What is being asked:
Output the full listing again without altering anything.
☆ ☆ ☆ ☆
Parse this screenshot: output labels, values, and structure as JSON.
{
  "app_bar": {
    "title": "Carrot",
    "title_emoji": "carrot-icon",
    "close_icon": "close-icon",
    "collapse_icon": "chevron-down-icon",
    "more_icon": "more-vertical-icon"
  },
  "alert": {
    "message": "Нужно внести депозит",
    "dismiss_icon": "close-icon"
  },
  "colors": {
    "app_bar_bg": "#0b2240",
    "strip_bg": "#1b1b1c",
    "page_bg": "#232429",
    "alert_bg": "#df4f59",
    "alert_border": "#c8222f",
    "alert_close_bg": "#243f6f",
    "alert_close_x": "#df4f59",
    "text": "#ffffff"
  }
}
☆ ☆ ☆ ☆
Exercise solution:
Parse this screenshot: output labels, values, and structure as JSON.
{
  "app_bar": {
    "title": "Carrot",
    "title_emoji": "carrot-icon",
    "close_icon": "close-icon",
    "collapse_icon": "chevron-down-icon",
    "more_icon": "more-vertical-icon"
  },
  "alert": {
    "message": "Нужно внести депозит",
    "dismiss_icon": "close-icon"
  },
  "colors": {
    "app_bar_bg": "#0b2240",
    "strip_bg": "#1b1b1c",
    "page_bg": "#232429",
    "alert_bg": "#df4f59",
    "alert_border": "#c8222f",
    "alert_close_bg": "#243f6f",
    "alert_close_x": "#df4f59",
    "text": "#ffffff"
  }
}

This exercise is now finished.